*Problem requirements*: Please write out every line of the material, leaving out any picture.

+ + + + + + +

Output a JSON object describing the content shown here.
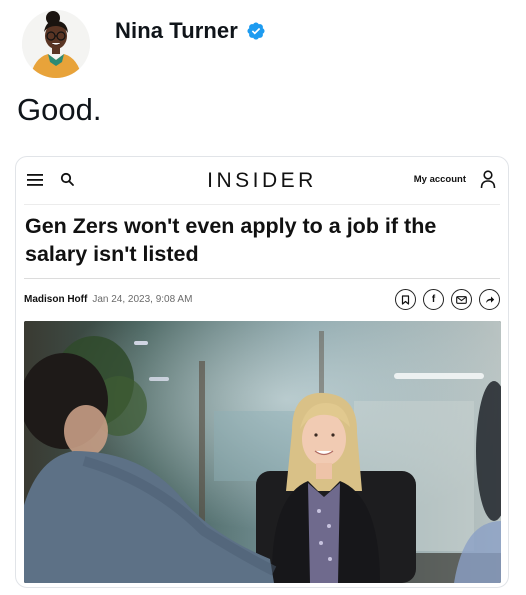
{
  "tweet": {
    "author_name": "Nina Turner",
    "text": "Good.",
    "icons": {
      "avatar": "avatar",
      "verified": "verified-badge-icon"
    },
    "colors": {
      "verified": "#1d9bf0"
    }
  },
  "article": {
    "header": {
      "brand": "INSIDER",
      "account_label": "My account",
      "icons": [
        "menu-icon",
        "search-icon",
        "user-icon"
      ]
    },
    "headline": "Gen Zers won't even apply to a job if the salary isn't listed",
    "byline": {
      "author": "Madison Hoff",
      "date": "Jan 24, 2023, 9:08 AM"
    },
    "share_buttons": [
      {
        "name": "bookmark-icon"
      },
      {
        "name": "facebook-icon",
        "glyph": "f"
      },
      {
        "name": "email-icon"
      },
      {
        "name": "share-icon"
      }
    ],
    "image": {
      "subject": "photo"
    }
  }
}
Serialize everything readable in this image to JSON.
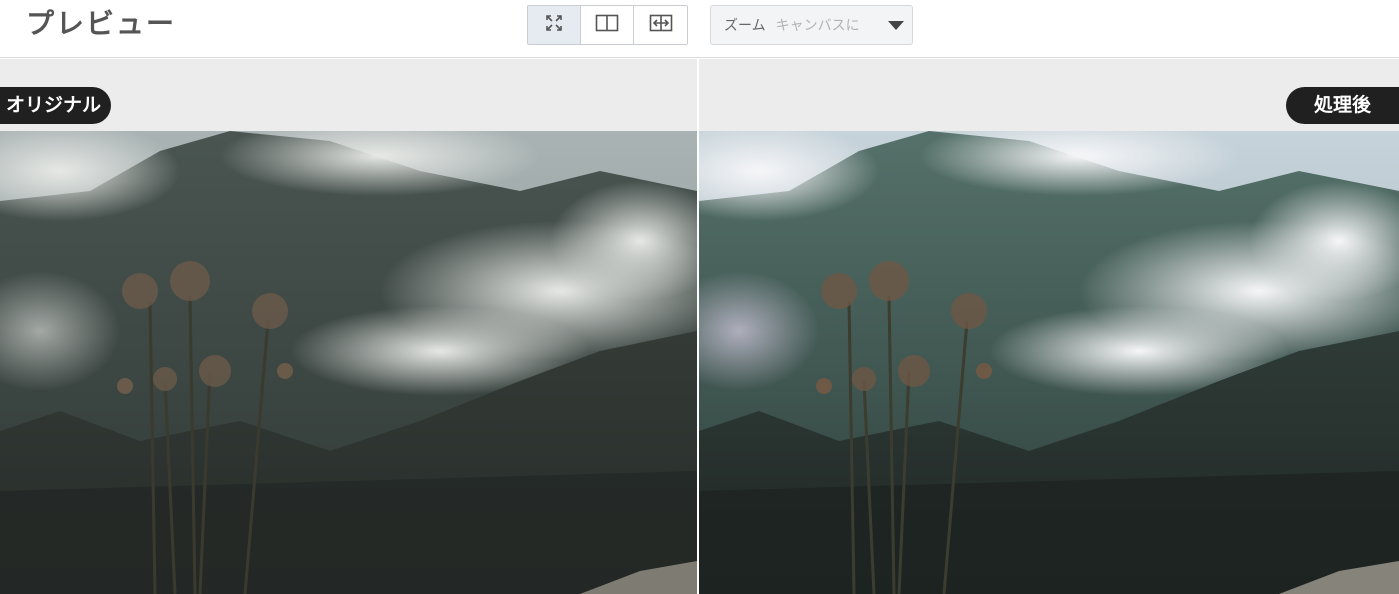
{
  "header": {
    "title": "プレビュー",
    "view_modes": [
      {
        "name": "fit-to-canvas",
        "icon": "fit-expand-icon",
        "active": true
      },
      {
        "name": "split-view",
        "icon": "split-view-icon",
        "active": false
      },
      {
        "name": "side-by-side",
        "icon": "compare-arrows-icon",
        "active": false
      }
    ],
    "zoom": {
      "label": "ズーム",
      "value": "キャンバスに"
    }
  },
  "panels": {
    "original_label": "オリジナル",
    "processed_label": "処理後"
  },
  "colors": {
    "badge_bg": "#202020",
    "panel_bg": "#ececec",
    "active_view_bg": "#e6ebf2"
  }
}
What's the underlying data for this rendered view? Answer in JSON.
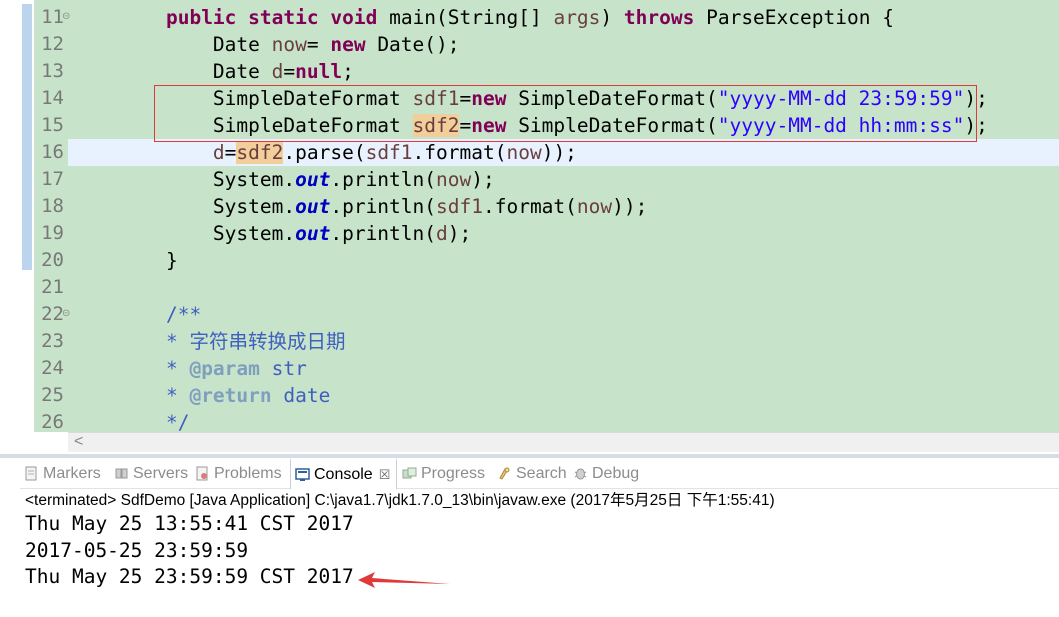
{
  "editor": {
    "lines": [
      {
        "num": "11",
        "fold": "⊝",
        "segments": [
          {
            "t": "    "
          },
          {
            "t": "public",
            "c": "kw"
          },
          {
            "t": " "
          },
          {
            "t": "static",
            "c": "kw"
          },
          {
            "t": " "
          },
          {
            "t": "void",
            "c": "kw"
          },
          {
            "t": " main(String[] "
          },
          {
            "t": "args",
            "c": "var"
          },
          {
            "t": ") "
          },
          {
            "t": "throws",
            "c": "kw"
          },
          {
            "t": " ParseException {"
          }
        ]
      },
      {
        "num": "12",
        "segments": [
          {
            "t": "        Date "
          },
          {
            "t": "now",
            "c": "var"
          },
          {
            "t": "= "
          },
          {
            "t": "new",
            "c": "kw"
          },
          {
            "t": " Date();"
          }
        ]
      },
      {
        "num": "13",
        "segments": [
          {
            "t": "        Date "
          },
          {
            "t": "d",
            "c": "var"
          },
          {
            "t": "="
          },
          {
            "t": "null",
            "c": "kw"
          },
          {
            "t": ";"
          }
        ]
      },
      {
        "num": "14",
        "segments": [
          {
            "t": "        SimpleDateFormat "
          },
          {
            "t": "sdf1",
            "c": "var"
          },
          {
            "t": "="
          },
          {
            "t": "new",
            "c": "kw"
          },
          {
            "t": " SimpleDateFormat("
          },
          {
            "t": "\"yyyy-MM-dd 23:59:59\"",
            "c": "str"
          },
          {
            "t": ");"
          }
        ]
      },
      {
        "num": "15",
        "segments": [
          {
            "t": "        SimpleDateFormat "
          },
          {
            "t": "sdf2",
            "c": "var occ"
          },
          {
            "t": "="
          },
          {
            "t": "new",
            "c": "kw"
          },
          {
            "t": " SimpleDateFormat("
          },
          {
            "t": "\"yyyy-MM-dd hh:mm:ss\"",
            "c": "str"
          },
          {
            "t": ");"
          }
        ]
      },
      {
        "num": "16",
        "current": true,
        "segments": [
          {
            "t": "        "
          },
          {
            "t": "d",
            "c": "var"
          },
          {
            "t": "="
          },
          {
            "t": "sdf2",
            "c": "var occ"
          },
          {
            "t": ".parse("
          },
          {
            "t": "sdf1",
            "c": "var"
          },
          {
            "t": ".format("
          },
          {
            "t": "now",
            "c": "var"
          },
          {
            "t": "));"
          }
        ]
      },
      {
        "num": "17",
        "segments": [
          {
            "t": "        System."
          },
          {
            "t": "out",
            "c": "fld"
          },
          {
            "t": ".println("
          },
          {
            "t": "now",
            "c": "var"
          },
          {
            "t": ");"
          }
        ]
      },
      {
        "num": "18",
        "segments": [
          {
            "t": "        System."
          },
          {
            "t": "out",
            "c": "fld"
          },
          {
            "t": ".println("
          },
          {
            "t": "sdf1",
            "c": "var"
          },
          {
            "t": ".format("
          },
          {
            "t": "now",
            "c": "var"
          },
          {
            "t": "));"
          }
        ]
      },
      {
        "num": "19",
        "segments": [
          {
            "t": "        System."
          },
          {
            "t": "out",
            "c": "fld"
          },
          {
            "t": ".println("
          },
          {
            "t": "d",
            "c": "var"
          },
          {
            "t": ");"
          }
        ]
      },
      {
        "num": "20",
        "segments": [
          {
            "t": "    }"
          }
        ]
      },
      {
        "num": "21",
        "segments": [
          {
            "t": ""
          }
        ]
      },
      {
        "num": "22",
        "fold": "⊝",
        "segments": [
          {
            "t": "    /**",
            "c": "cmt"
          }
        ]
      },
      {
        "num": "23",
        "segments": [
          {
            "t": "    * ",
            "c": "cmt"
          },
          {
            "t": "字符串转换成日期",
            "c": "cmt cjk"
          }
        ]
      },
      {
        "num": "24",
        "segments": [
          {
            "t": "    * ",
            "c": "cmt"
          },
          {
            "t": "@param",
            "c": "tag"
          },
          {
            "t": " str",
            "c": "cmt"
          }
        ]
      },
      {
        "num": "25",
        "segments": [
          {
            "t": "    * ",
            "c": "cmt"
          },
          {
            "t": "@return",
            "c": "tag"
          },
          {
            "t": " date",
            "c": "cmt"
          }
        ]
      },
      {
        "num": "26",
        "segments": [
          {
            "t": "    */",
            "c": "cmt"
          }
        ]
      }
    ],
    "scroll_left_glyph": "<"
  },
  "console": {
    "tabs": [
      {
        "label": "Markers",
        "icon": "markers-icon",
        "active": false
      },
      {
        "label": "Servers",
        "icon": "servers-icon",
        "active": false
      },
      {
        "label": "Problems",
        "icon": "problems-icon",
        "active": false
      },
      {
        "label": "Console",
        "icon": "console-icon",
        "active": true,
        "close": "☒"
      },
      {
        "label": "Progress",
        "icon": "progress-icon",
        "active": false
      },
      {
        "label": "Search",
        "icon": "search-icon",
        "active": false
      },
      {
        "label": "Debug",
        "icon": "debug-icon",
        "active": false
      }
    ],
    "status": "<terminated> SdfDemo [Java Application] C:\\java1.7\\jdk1.7.0_13\\bin\\javaw.exe (2017年5月25日 下午1:55:41)",
    "output": [
      "Thu May 25 13:55:41 CST 2017",
      "2017-05-25 23:59:59",
      "Thu May 25 23:59:59 CST 2017"
    ]
  },
  "colors": {
    "annotation_red": "#e0393c",
    "code_background": "#c7e4ca",
    "keyword": "#7f0055",
    "string": "#2a00ff"
  }
}
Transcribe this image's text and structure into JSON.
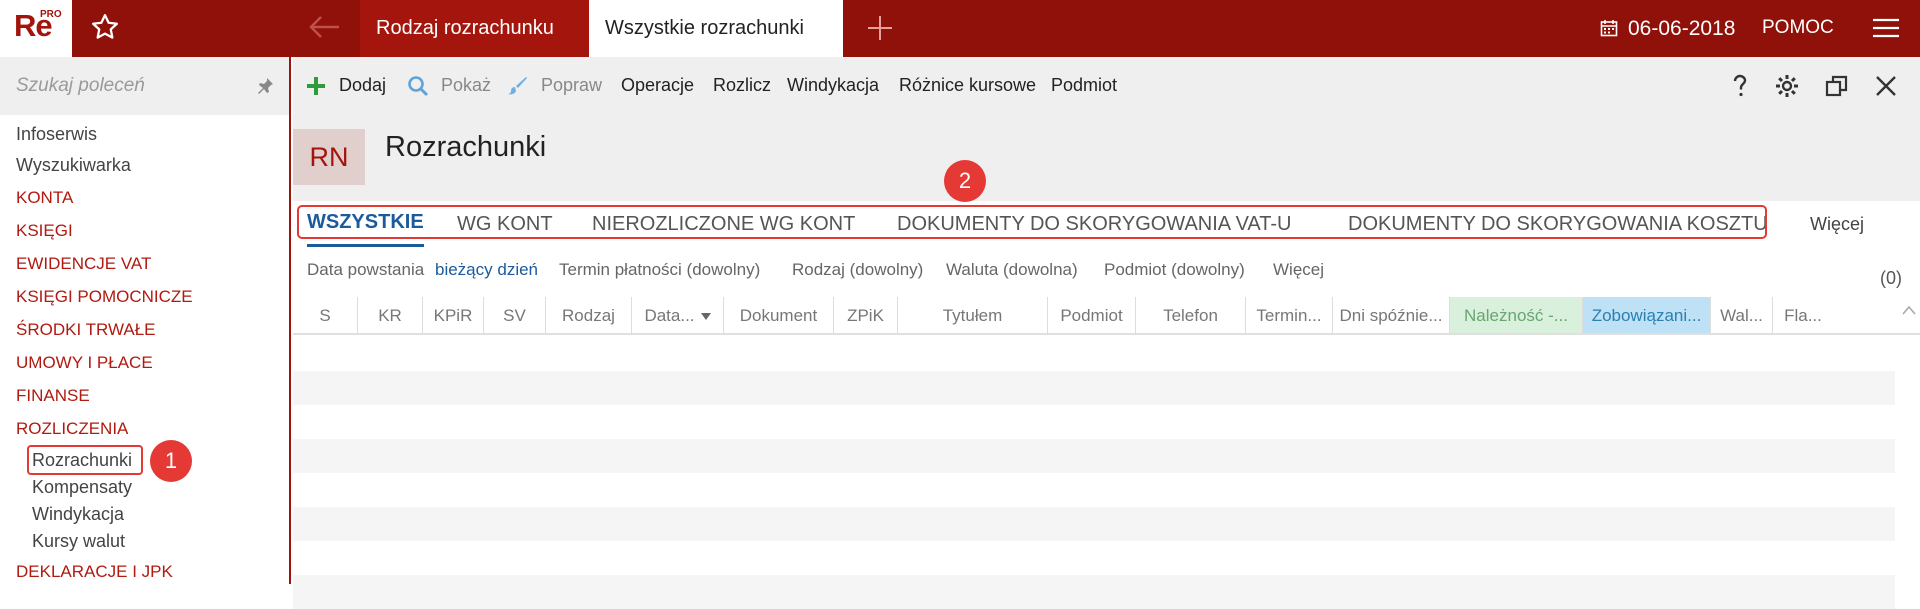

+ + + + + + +

*Finished exercise*:
Output a JSON object describing the content shown here.
{
  "tweet": {
    "author_name": "Nina Turner",
    "text": "Good.",
    "icons": {
      "avatar": "avatar",
      "verified": "verified-badge-icon"
    },
    "colors": {
      "verified": "#1d9bf0"
    }
  },
  "article": {
    "header": {
      "brand": "INSIDER",
      "account_label": "My account",
      "icons": [
        "menu-icon",
        "search-icon",
        "user-icon"
      ]
    },
    "headline": "Gen Zers won't even apply to a job if the salary isn't listed",
    "byline": {
      "author": "Madison Hoff",
      "date": "Jan 24, 2023, 9:08 AM"
    },
    "share_buttons": [
      {
        "name": "bookmark-icon"
      },
      {
        "name": "facebook-icon",
        "glyph": "f"
      },
      {
        "name": "email-icon"
      },
      {
        "name": "share-icon"
      }
    ],
    "image": {
      "subject": "photo"
    }
  }
}
Serialize everything readable in this image to JSON.
{
  "header": {
    "title": "プレビュー",
    "view_modes": [
      {
        "name": "fit-to-canvas",
        "icon": "fit-expand-icon",
        "active": true
      },
      {
        "name": "split-view",
        "icon": "split-view-icon",
        "active": false
      },
      {
        "name": "side-by-side",
        "icon": "compare-arrows-icon",
        "active": false
      }
    ],
    "zoom": {
      "label": "ズーム",
      "value": "キャンバスに"
    }
  },
  "panels": {
    "original_label": "オリジナル",
    "processed_label": "処理後"
  },
  "colors": {
    "badge_bg": "#202020",
    "panel_bg": "#ececec",
    "active_view_bg": "#e6ebf2"
  }
}
What's the underlying data for this rendered view? Answer in JSON.
{
  "editor": {
    "lines": [
      {
        "num": "11",
        "fold": "⊝",
        "segments": [
          {
            "t": "    "
          },
          {
            "t": "public",
            "c": "kw"
          },
          {
            "t": " "
          },
          {
            "t": "static",
            "c": "kw"
          },
          {
            "t": " "
          },
          {
            "t": "void",
            "c": "kw"
          },
          {
            "t": " main(String[] "
          },
          {
            "t": "args",
            "c": "var"
          },
          {
            "t": ") "
          },
          {
            "t": "throws",
            "c": "kw"
          },
          {
            "t": " ParseException {"
          }
        ]
      },
      {
        "num": "12",
        "segments": [
          {
            "t": "        Date "
          },
          {
            "t": "now",
            "c": "var"
          },
          {
            "t": "= "
          },
          {
            "t": "new",
            "c": "kw"
          },
          {
            "t": " Date();"
          }
        ]
      },
      {
        "num": "13",
        "segments": [
          {
            "t": "        Date "
          },
          {
            "t": "d",
            "c": "var"
          },
          {
            "t": "="
          },
          {
            "t": "null",
            "c": "kw"
          },
          {
            "t": ";"
          }
        ]
      },
      {
        "num": "14",
        "segments": [
          {
            "t": "        SimpleDateFormat "
          },
          {
            "t": "sdf1",
            "c": "var"
          },
          {
            "t": "="
          },
          {
            "t": "new",
            "c": "kw"
          },
          {
            "t": " SimpleDateFormat("
          },
          {
            "t": "\"yyyy-MM-dd 23:59:59\"",
            "c": "str"
          },
          {
            "t": ");"
          }
        ]
      },
      {
        "num": "15",
        "segments": [
          {
            "t": "        SimpleDateFormat "
          },
          {
            "t": "sdf2",
            "c": "var occ"
          },
          {
            "t": "="
          },
          {
            "t": "new",
            "c": "kw"
          },
          {
            "t": " SimpleDateFormat("
          },
          {
            "t": "\"yyyy-MM-dd hh:mm:ss\"",
            "c": "str"
          },
          {
            "t": ");"
          }
        ]
      },
      {
        "num": "16",
        "current": true,
        "segments": [
          {
            "t": "        "
          },
          {
            "t": "d",
            "c": "var"
          },
          {
            "t": "="
          },
          {
            "t": "sdf2",
            "c": "var occ"
          },
          {
            "t": ".parse("
          },
          {
            "t": "sdf1",
            "c": "var"
          },
          {
            "t": ".format("
          },
          {
            "t": "now",
            "c": "var"
          },
          {
            "t": "));"
          }
        ]
      },
      {
        "num": "17",
        "segments": [
          {
            "t": "        System."
          },
          {
            "t": "out",
            "c": "fld"
          },
          {
            "t": ".println("
          },
          {
            "t": "now",
            "c": "var"
          },
          {
            "t": ");"
          }
        ]
      },
      {
        "num": "18",
        "segments": [
          {
            "t": "        System."
          },
          {
            "t": "out",
            "c": "fld"
          },
          {
            "t": ".println("
          },
          {
            "t": "sdf1",
            "c": "var"
          },
          {
            "t": ".format("
          },
          {
            "t": "now",
            "c": "var"
          },
          {
            "t": "));"
          }
        ]
      },
      {
        "num": "19",
        "segments": [
          {
            "t": "        System."
          },
          {
            "t": "out",
            "c": "fld"
          },
          {
            "t": ".println("
          },
          {
            "t": "d",
            "c": "var"
          },
          {
            "t": ");"
          }
        ]
      },
      {
        "num": "20",
        "segments": [
          {
            "t": "    }"
          }
        ]
      },
      {
        "num": "21",
        "segments": [
          {
            "t": ""
          }
        ]
      },
      {
        "num": "22",
        "fold": "⊝",
        "segments": [
          {
            "t": "    /**",
            "c": "cmt"
          }
        ]
      },
      {
        "num": "23",
        "segments": [
          {
            "t": "    * ",
            "c": "cmt"
          },
          {
            "t": "字符串转换成日期",
            "c": "cmt cjk"
          }
        ]
      },
      {
        "num": "24",
        "segments": [
          {
            "t": "    * ",
            "c": "cmt"
          },
          {
            "t": "@param",
            "c": "tag"
          },
          {
            "t": " str",
            "c": "cmt"
          }
        ]
      },
      {
        "num": "25",
        "segments": [
          {
            "t": "    * ",
            "c": "cmt"
          },
          {
            "t": "@return",
            "c": "tag"
          },
          {
            "t": " date",
            "c": "cmt"
          }
        ]
      },
      {
        "num": "26",
        "segments": [
          {
            "t": "    */",
            "c": "cmt"
          }
        ]
      }
    ],
    "scroll_left_glyph": "<"
  },
  "console": {
    "tabs": [
      {
        "label": "Markers",
        "icon": "markers-icon",
        "active": false
      },
      {
        "label": "Servers",
        "icon": "servers-icon",
        "active": false
      },
      {
        "label": "Problems",
        "icon": "problems-icon",
        "active": false
      },
      {
        "label": "Console",
        "icon": "console-icon",
        "active": true,
        "close": "☒"
      },
      {
        "label": "Progress",
        "icon": "progress-icon",
        "active": false
      },
      {
        "label": "Search",
        "icon": "search-icon",
        "active": false
      },
      {
        "label": "Debug",
        "icon": "debug-icon",
        "active": false
      }
    ],
    "status": "<terminated> SdfDemo [Java Application] C:\\java1.7\\jdk1.7.0_13\\bin\\javaw.exe (2017年5月25日 下午1:55:41)",
    "output": [
      "Thu May 25 13:55:41 CST 2017",
      "2017-05-25 23:59:59",
      "Thu May 25 23:59:59 CST 2017"
    ]
  },
  "colors": {
    "annotation_red": "#e0393c",
    "code_background": "#c7e4ca",
    "keyword": "#7f0055",
    "string": "#2a00ff"
  }
}
Transcribe this image's text and structure into JSON.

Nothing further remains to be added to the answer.